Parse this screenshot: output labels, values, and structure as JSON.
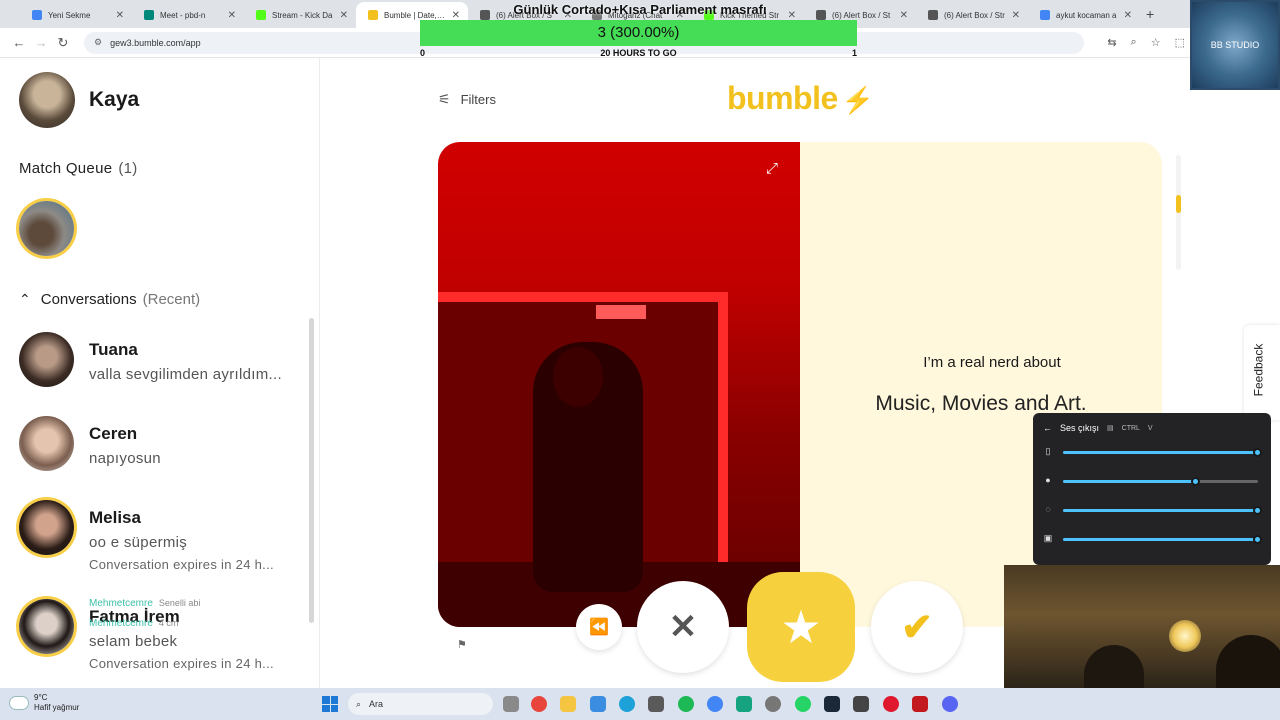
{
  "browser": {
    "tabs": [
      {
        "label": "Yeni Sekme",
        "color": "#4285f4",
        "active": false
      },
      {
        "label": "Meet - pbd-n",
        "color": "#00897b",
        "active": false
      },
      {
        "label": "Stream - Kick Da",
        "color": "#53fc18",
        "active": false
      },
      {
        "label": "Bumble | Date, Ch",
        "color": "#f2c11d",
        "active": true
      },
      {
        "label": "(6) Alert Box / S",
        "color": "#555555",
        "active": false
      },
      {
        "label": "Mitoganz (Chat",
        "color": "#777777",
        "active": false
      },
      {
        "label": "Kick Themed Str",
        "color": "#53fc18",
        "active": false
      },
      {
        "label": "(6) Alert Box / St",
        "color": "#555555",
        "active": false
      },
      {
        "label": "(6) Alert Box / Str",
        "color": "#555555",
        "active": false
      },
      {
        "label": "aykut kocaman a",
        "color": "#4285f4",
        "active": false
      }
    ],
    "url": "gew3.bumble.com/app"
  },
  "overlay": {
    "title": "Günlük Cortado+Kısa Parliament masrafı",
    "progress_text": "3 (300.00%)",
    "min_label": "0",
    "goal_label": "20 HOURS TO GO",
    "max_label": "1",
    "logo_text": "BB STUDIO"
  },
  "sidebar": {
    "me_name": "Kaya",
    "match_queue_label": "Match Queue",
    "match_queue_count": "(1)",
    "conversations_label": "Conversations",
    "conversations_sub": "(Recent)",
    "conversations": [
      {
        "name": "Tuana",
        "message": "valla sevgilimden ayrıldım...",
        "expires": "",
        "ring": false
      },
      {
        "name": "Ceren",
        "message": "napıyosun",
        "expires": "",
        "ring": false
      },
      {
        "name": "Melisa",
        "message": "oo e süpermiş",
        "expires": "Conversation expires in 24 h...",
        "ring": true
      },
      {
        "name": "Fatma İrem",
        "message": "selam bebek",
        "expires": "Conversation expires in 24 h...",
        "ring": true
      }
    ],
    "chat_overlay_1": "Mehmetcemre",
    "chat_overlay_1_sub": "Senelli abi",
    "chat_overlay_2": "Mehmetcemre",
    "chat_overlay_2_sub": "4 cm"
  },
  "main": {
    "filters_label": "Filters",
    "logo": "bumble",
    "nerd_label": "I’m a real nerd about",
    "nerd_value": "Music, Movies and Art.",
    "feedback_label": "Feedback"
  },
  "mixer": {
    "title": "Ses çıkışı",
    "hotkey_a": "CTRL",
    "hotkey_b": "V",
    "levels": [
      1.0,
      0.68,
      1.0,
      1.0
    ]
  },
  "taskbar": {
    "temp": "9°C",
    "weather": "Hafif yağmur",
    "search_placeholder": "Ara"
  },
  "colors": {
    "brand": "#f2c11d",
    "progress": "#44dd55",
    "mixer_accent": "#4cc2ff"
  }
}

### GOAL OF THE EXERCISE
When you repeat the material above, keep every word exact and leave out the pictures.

### RESPONSE BOX
Parse this screenshot: output labels, values, and structure as JSON.
{
  "browser": {
    "tabs": [
      {
        "label": "Yeni Sekme",
        "color": "#4285f4",
        "active": false
      },
      {
        "label": "Meet - pbd-n",
        "color": "#00897b",
        "active": false
      },
      {
        "label": "Stream - Kick Da",
        "color": "#53fc18",
        "active": false
      },
      {
        "label": "Bumble | Date, Ch",
        "color": "#f2c11d",
        "active": true
      },
      {
        "label": "(6) Alert Box / S",
        "color": "#555555",
        "active": false
      },
      {
        "label": "Mitoganz (Chat",
        "color": "#777777",
        "active": false
      },
      {
        "label": "Kick Themed Str",
        "color": "#53fc18",
        "active": false
      },
      {
        "label": "(6) Alert Box / St",
        "color": "#555555",
        "active": false
      },
      {
        "label": "(6) Alert Box / Str",
        "color": "#555555",
        "active": false
      },
      {
        "label": "aykut kocaman a",
        "color": "#4285f4",
        "active": false
      }
    ],
    "url": "gew3.bumble.com/app"
  },
  "overlay": {
    "title": "Günlük Cortado+Kısa Parliament masrafı",
    "progress_text": "3 (300.00%)",
    "min_label": "0",
    "goal_label": "20 HOURS TO GO",
    "max_label": "1",
    "logo_text": "BB STUDIO"
  },
  "sidebar": {
    "me_name": "Kaya",
    "match_queue_label": "Match Queue",
    "match_queue_count": "(1)",
    "conversations_label": "Conversations",
    "conversations_sub": "(Recent)",
    "conversations": [
      {
        "name": "Tuana",
        "message": "valla sevgilimden ayrıldım...",
        "expires": "",
        "ring": false
      },
      {
        "name": "Ceren",
        "message": "napıyosun",
        "expires": "",
        "ring": false
      },
      {
        "name": "Melisa",
        "message": "oo e süpermiş",
        "expires": "Conversation expires in 24 h...",
        "ring": true
      },
      {
        "name": "Fatma İrem",
        "message": "selam bebek",
        "expires": "Conversation expires in 24 h...",
        "ring": true
      }
    ],
    "chat_overlay_1": "Mehmetcemre",
    "chat_overlay_1_sub": "Senelli abi",
    "chat_overlay_2": "Mehmetcemre",
    "chat_overlay_2_sub": "4 cm"
  },
  "main": {
    "filters_label": "Filters",
    "logo": "bumble",
    "nerd_label": "I’m a real nerd about",
    "nerd_value": "Music, Movies and Art.",
    "feedback_label": "Feedback"
  },
  "mixer": {
    "title": "Ses çıkışı",
    "hotkey_a": "CTRL",
    "hotkey_b": "V",
    "levels": [
      1.0,
      0.68,
      1.0,
      1.0
    ]
  },
  "taskbar": {
    "temp": "9°C",
    "weather": "Hafif yağmur",
    "search_placeholder": "Ara"
  },
  "colors": {
    "brand": "#f2c11d",
    "progress": "#44dd55",
    "mixer_accent": "#4cc2ff"
  }
}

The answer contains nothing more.